Two Months to Eagle
  • Your son should finish the binder, and meet with the Scoutmaster / troop Eagle advisor. Have your troop unit leader and committee chair sign off on the application and binder.
  • Submit the binder to the council, and get that approval signed off. Schedule the Eagle board of review, which, unlike a normal advancement board, is held at the council, not troop level.
  • Doublecheck every element of the Boy Scout uniform, from socks to kerchief slide, belt, regulation pants or shorts and shirt as well as the Merit Badge sash. Make sure all badges have been sewn on correctly (refer to BSA Insignia Guide).
The Board of Review
  • The Eagle board of review is not held at troop headquarters, so make sure your son gets the right address and figures out where it is well ahead of time to ensure that he arrives on time or - better - a few minutes early. Many parents attend with their sons to offer moral support. If you go, you will be expected to wait outside. Afterward, assuming all goes well, you will be congratulated along with your son.
  • The review board typically consists of three council leaders. Your son's scoutmaster or unit committee chairman enters with your son and introduces him. Then the board asks questions, typically about your son's scouting experiences, his Eagle project, the things he enjoyed most about scouting and, sometimes, what aspects he would improve or what merit badge he'd like to see added. As intimidating as the whole thing may appear ahead of time, the actual experience tends to be a fairly comfortable chat, a chance to review and revel in everything that brought your son to this point. Your son should be polite, respectful and tactful. He should remember to express his thanks, both to the review board and his troop leaders.
  • The date of a successful Eagle board of review is the date of the formal conferring of Eagle honors. The paperwork still goes on to national headquarters for review, but barring unforeseen circumstances, this should be a formality.
The Eagle Court of Honor
 
Once the application has been approved at the national level, most troops start laying plans for the Court of Honor, a formal ceremony honoring the troop's newest Eagle scouts. Generally an Eagle COH is held separately from the Troop COH.  Parents and the new Eagle should work with their Scoutmaster and Troop COH planners to cover details such as date & location, special guests and speakers and ensure the Eagle COH date is included on the Troop's calendar.  The new Eagle should be encouraged to invite any leaders (past or present) that helped him along the path to Eagle.  Also remember to send invites to any adults outside of the Scouting program (ie a favorite teacher, religious leader or coach) that had an impact on the Scout's life as well as primary contacts for the Eagle Project beneficiary.  The Eagle COH is a GREAT way to share the highly regarded award of Eagle with those outside of the Scouting community.  Parents should help the Eagle coordinate display items for the COH which cover his entire Scouting career as well as items showing the Eagle project.


The above is a basic path to Eagle Scout. It is best to work with your Scoutmaster and your District Eagle Chair.

 
Calling All Eagle Scouts!

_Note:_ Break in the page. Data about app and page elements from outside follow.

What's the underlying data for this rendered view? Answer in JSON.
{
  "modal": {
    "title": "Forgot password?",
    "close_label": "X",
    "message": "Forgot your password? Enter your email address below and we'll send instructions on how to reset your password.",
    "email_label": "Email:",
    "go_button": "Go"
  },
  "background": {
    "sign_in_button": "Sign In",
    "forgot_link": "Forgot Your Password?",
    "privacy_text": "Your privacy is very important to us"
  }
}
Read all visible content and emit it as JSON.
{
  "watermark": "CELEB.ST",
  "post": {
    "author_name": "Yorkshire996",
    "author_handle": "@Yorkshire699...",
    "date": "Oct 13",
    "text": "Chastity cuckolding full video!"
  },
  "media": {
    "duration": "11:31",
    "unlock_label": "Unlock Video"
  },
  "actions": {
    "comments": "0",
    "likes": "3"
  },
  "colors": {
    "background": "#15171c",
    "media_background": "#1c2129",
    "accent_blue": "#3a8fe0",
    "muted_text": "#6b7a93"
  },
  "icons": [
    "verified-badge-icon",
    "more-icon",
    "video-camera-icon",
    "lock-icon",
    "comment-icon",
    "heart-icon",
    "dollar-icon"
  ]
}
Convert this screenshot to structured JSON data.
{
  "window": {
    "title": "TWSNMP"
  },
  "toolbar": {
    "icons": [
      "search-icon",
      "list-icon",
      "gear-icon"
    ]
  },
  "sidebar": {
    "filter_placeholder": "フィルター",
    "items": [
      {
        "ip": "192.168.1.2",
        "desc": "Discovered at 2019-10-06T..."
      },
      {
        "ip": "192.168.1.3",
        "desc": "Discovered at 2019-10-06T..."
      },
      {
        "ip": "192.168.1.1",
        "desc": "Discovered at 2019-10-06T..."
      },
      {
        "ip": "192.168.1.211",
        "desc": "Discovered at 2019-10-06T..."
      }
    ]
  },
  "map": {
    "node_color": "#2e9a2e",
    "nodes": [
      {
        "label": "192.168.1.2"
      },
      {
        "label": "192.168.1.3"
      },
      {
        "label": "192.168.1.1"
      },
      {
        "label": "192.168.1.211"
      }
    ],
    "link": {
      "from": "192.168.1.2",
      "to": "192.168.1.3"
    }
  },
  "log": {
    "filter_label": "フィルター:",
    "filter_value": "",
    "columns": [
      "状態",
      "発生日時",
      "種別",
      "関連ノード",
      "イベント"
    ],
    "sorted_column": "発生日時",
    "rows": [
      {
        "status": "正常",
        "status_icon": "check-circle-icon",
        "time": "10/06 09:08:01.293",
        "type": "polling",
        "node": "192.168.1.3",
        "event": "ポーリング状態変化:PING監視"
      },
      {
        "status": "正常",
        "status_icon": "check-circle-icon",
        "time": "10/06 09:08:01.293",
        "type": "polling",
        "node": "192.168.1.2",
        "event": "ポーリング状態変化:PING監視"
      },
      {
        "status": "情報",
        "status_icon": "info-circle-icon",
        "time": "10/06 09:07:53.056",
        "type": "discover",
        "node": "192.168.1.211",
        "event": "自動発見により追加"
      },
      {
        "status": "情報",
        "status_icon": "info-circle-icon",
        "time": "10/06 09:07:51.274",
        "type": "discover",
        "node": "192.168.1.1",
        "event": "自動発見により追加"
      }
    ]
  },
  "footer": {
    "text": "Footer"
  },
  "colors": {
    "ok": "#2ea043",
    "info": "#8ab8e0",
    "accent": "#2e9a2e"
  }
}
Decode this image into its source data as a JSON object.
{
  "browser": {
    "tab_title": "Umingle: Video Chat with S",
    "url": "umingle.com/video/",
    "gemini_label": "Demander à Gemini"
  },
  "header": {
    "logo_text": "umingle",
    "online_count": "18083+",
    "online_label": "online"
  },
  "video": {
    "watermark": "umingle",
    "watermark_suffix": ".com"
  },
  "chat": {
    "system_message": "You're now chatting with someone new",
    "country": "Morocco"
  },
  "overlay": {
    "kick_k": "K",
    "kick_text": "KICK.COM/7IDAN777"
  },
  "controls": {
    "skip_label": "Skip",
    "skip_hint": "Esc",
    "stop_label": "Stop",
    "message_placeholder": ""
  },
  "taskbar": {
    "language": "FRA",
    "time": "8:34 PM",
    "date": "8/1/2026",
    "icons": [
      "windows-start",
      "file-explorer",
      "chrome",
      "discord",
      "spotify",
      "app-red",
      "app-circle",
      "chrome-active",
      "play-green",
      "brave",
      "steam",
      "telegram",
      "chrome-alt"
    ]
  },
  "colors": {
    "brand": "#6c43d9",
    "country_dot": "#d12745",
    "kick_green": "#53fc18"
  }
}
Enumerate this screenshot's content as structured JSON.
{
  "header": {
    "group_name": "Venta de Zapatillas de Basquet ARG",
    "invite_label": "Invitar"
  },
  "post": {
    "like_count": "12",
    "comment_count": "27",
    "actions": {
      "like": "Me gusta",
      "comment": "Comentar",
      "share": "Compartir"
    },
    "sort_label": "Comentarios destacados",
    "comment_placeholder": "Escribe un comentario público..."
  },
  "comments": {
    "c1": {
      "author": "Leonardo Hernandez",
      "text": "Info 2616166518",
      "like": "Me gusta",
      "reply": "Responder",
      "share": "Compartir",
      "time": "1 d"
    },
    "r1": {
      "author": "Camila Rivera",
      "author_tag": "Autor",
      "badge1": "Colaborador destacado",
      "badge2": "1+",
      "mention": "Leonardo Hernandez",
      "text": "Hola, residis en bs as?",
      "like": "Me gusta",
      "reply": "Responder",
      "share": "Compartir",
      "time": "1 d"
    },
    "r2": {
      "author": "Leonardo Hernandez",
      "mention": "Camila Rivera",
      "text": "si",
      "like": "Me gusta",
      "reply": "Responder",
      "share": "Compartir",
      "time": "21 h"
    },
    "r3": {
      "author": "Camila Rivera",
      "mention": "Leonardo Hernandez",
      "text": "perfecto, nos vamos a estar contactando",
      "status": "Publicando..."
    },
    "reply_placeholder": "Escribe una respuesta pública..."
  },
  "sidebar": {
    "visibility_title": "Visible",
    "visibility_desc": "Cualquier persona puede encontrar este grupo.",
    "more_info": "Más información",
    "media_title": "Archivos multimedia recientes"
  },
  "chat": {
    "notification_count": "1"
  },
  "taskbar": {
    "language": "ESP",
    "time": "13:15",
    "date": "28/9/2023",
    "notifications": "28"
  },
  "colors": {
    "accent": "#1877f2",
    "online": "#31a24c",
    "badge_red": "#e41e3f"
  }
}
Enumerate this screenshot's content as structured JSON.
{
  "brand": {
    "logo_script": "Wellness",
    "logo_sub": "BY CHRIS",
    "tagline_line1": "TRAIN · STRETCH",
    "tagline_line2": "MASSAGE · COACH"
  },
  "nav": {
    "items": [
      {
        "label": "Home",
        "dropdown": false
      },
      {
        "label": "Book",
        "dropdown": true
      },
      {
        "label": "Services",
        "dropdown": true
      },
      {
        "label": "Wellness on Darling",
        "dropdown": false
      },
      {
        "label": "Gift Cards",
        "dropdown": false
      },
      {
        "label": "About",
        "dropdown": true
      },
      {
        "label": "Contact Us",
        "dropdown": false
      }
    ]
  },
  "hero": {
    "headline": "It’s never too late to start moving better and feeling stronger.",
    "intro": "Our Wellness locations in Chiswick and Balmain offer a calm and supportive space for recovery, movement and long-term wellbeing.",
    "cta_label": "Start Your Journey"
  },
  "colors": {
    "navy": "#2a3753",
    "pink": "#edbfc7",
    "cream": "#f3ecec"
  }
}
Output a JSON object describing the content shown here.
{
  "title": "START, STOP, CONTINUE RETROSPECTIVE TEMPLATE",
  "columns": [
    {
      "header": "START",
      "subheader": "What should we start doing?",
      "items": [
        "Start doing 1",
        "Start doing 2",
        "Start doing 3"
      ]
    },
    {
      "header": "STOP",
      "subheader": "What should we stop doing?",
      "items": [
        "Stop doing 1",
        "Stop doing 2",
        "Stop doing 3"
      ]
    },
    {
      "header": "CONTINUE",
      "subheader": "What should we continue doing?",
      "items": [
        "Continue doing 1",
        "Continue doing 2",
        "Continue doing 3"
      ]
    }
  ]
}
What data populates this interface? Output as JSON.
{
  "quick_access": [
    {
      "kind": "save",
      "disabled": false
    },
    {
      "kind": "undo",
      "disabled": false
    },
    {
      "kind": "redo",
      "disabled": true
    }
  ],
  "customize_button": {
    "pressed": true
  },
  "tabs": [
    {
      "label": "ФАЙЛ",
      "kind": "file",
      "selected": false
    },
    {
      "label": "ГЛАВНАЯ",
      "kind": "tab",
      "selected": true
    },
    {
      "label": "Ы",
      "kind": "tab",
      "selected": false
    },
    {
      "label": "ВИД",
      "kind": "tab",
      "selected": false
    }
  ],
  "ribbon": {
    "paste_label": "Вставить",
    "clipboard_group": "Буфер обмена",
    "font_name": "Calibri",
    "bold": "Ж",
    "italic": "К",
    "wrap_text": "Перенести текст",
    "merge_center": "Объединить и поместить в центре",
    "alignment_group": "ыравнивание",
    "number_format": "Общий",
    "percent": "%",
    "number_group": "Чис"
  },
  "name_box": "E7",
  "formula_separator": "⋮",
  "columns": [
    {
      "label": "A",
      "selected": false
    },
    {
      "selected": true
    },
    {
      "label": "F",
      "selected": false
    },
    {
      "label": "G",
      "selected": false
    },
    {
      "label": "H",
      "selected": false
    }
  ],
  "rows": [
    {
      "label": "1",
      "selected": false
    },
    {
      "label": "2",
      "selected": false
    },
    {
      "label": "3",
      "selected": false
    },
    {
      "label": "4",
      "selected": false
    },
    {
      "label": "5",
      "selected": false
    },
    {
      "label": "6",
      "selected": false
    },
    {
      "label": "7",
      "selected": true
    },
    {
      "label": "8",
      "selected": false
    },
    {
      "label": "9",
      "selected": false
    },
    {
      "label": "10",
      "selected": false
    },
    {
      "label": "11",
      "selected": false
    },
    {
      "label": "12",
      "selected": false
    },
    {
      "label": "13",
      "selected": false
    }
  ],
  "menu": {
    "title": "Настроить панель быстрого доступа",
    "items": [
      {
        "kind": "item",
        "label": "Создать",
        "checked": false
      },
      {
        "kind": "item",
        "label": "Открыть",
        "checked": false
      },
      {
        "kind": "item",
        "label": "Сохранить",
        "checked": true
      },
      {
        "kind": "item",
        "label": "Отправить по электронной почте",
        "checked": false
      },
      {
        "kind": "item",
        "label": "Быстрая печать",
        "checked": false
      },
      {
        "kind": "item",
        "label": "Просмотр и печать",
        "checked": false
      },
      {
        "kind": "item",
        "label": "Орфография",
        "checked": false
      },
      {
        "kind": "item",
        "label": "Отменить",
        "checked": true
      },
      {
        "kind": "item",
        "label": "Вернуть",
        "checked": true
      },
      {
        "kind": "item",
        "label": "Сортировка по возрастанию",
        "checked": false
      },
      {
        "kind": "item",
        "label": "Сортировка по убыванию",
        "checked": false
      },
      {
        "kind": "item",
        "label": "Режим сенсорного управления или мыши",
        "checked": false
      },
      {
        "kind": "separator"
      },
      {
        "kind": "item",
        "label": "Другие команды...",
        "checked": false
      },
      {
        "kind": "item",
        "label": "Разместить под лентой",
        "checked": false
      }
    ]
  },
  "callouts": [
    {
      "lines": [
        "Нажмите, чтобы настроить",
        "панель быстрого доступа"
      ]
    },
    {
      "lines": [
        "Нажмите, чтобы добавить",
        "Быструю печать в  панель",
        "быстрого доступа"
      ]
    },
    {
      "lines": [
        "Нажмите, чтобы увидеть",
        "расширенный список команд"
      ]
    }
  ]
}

Have you joined NESA?

NESA Members - The Gulf Stream Council hosts monthly NESA Luncheon's - check out the Council Website for details and registration!



What is NESA?
The National Eagle Scout Association!
http://www.nesa.org

Don't wait, get your lifetime membership now!
Monetary gifts from Eagle Court of Honors are a great way to pay for NESA memberships!

Do you know about the NESA scholarships?
NESA offers two types of Eagle Scout Scholarships:
 - the Academic and the Merit.
Under these two categories NESA awards thousands of dollars each year to selected applicants, the scholarships range from $1,000. to $50,000.!

Get full details at the NESA website - www.nesa.org.

For the more mature Eagle Scouts (i.e. - you earned your Eagle many moons ago!), it is never too late to join NESA!
Find out about the NESA Eagle Scout registry and stay connected through this great resource!




Check out the Gulf Stream Council Eagle Scout photo albums under the Tribute to Eagle Scouts tab!